Could you repeat all of the entries word for word, minus any pictures?

• _Data to use_:
┄┄┄┄┄┄┄┄┄┄┄┄┄┄┄┄┄┄┄┄

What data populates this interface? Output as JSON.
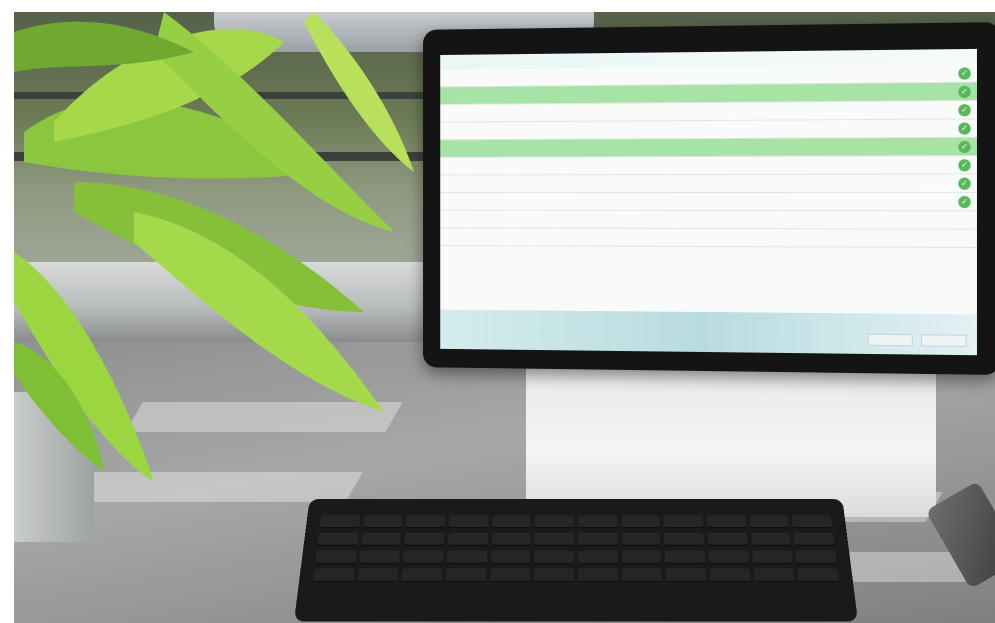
{
  "screen": {
    "title": "",
    "rows": [
      {
        "name": "",
        "status": "",
        "checked": true,
        "highlight": false
      },
      {
        "name": "",
        "status": "",
        "checked": true,
        "highlight": true
      },
      {
        "name": "",
        "status": "",
        "checked": true,
        "highlight": false
      },
      {
        "name": "",
        "status": "",
        "checked": true,
        "highlight": false
      },
      {
        "name": "",
        "status": "",
        "checked": true,
        "highlight": true
      },
      {
        "name": "",
        "status": "",
        "checked": true,
        "highlight": false
      },
      {
        "name": "",
        "status": "",
        "checked": true,
        "highlight": false
      },
      {
        "name": "",
        "status": "",
        "checked": true,
        "highlight": false
      },
      {
        "name": "",
        "status": "",
        "checked": false,
        "highlight": false
      },
      {
        "name": "",
        "status": "",
        "checked": false,
        "highlight": false
      }
    ],
    "buttons": [
      "",
      ""
    ],
    "check_icon": "checkmark-icon"
  },
  "colors": {
    "highlight_row": "#a8e3a6",
    "check": "#57b95a",
    "title": "#58a8c8",
    "plant_leaf": "#9fd43e"
  }
}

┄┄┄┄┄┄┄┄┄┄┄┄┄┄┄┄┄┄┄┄

• _Exercise output_:
What data populates this interface? Output as JSON.
{
  "screen": {
    "title": "",
    "rows": [
      {
        "name": "",
        "status": "",
        "checked": true,
        "highlight": false
      },
      {
        "name": "",
        "status": "",
        "checked": true,
        "highlight": true
      },
      {
        "name": "",
        "status": "",
        "checked": true,
        "highlight": false
      },
      {
        "name": "",
        "status": "",
        "checked": true,
        "highlight": false
      },
      {
        "name": "",
        "status": "",
        "checked": true,
        "highlight": true
      },
      {
        "name": "",
        "status": "",
        "checked": true,
        "highlight": false
      },
      {
        "name": "",
        "status": "",
        "checked": true,
        "highlight": false
      },
      {
        "name": "",
        "status": "",
        "checked": true,
        "highlight": false
      },
      {
        "name": "",
        "status": "",
        "checked": false,
        "highlight": false
      },
      {
        "name": "",
        "status": "",
        "checked": false,
        "highlight": false
      }
    ],
    "buttons": [
      "",
      ""
    ],
    "check_icon": "checkmark-icon"
  },
  "colors": {
    "highlight_row": "#a8e3a6",
    "check": "#57b95a",
    "title": "#58a8c8",
    "plant_leaf": "#9fd43e"
  }
}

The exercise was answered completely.